Compliance Policies and Procedures
Rule 206(4)-7 under the Advisers Act requires TIMOs that are registered investment advisers under the Advisers Act to adopt and implement written policies and procedures reasonably designed to prevent violations of the Advisers Act and its rules. In connection with the adoption of the amendments to the Custody Rule, the SEC provided guidance regarding the types of policies and procedures relating to the safekeeping of client assets that advisers should consider including in their compliance programs. Attached as Annex A are policies and procedures that the SEC suggested registered investment advisers consider as part of their compliance programs. The SEC also urged advisers to develop procedures by which each adviser’s chief compliance officer periodically tests the effectiveness of the adviser’s controls over the safekeeping of clients assets.
This Legal Alert is a brief summary of the amended Custody Rule and its potential affect on TIMOs that are registered investment advisers under the Advisers Act generally, and does not address the application of the amended Custody Rule to any particular TIMO or set of facts.
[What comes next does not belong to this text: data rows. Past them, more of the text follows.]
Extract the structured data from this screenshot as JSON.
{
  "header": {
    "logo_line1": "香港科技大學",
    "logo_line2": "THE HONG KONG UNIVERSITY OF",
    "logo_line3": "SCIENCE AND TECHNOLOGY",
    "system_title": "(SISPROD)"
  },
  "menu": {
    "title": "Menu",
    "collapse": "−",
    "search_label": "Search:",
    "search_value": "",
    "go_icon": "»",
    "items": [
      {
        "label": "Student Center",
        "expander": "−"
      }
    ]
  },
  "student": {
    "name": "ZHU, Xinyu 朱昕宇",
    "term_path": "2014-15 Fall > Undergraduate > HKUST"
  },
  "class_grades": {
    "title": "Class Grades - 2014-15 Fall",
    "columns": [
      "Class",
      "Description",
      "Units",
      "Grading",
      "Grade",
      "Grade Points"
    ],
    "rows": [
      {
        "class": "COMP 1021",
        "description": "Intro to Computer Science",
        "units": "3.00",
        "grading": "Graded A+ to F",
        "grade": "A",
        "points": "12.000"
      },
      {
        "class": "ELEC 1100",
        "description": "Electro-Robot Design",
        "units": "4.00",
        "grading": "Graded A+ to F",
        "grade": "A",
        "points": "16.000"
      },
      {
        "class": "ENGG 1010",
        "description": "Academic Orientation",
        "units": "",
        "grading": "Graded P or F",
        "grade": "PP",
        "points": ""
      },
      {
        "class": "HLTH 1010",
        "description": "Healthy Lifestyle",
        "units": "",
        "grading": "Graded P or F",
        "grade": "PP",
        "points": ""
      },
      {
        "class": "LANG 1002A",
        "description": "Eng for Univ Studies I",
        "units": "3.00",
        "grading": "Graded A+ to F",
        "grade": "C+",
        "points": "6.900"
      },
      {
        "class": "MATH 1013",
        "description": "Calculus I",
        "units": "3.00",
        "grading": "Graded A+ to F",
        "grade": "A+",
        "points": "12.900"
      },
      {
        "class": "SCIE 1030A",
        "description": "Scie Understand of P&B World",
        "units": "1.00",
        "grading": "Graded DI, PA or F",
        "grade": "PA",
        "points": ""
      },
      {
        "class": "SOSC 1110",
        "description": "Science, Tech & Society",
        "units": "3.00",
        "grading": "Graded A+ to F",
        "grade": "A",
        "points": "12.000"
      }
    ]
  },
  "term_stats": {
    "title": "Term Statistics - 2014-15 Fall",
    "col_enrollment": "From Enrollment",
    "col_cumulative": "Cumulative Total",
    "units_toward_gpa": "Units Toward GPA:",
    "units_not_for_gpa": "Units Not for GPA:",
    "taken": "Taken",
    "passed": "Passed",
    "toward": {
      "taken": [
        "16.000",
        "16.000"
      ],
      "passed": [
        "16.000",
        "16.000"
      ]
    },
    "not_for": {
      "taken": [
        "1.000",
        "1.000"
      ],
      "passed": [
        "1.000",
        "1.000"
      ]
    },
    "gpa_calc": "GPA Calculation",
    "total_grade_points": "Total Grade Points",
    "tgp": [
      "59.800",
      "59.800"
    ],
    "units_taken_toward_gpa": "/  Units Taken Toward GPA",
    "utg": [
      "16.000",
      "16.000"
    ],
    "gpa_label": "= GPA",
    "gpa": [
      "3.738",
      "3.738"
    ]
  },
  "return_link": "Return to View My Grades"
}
In particular, certain pooled investment structures, to the extent they employ parallel investment vehicles or REIT subsidiaries, will have to be reviewed carefully to ensure that the TIMO complies with the audit exemption to the annual surprise examination requirement, assuming that is desired.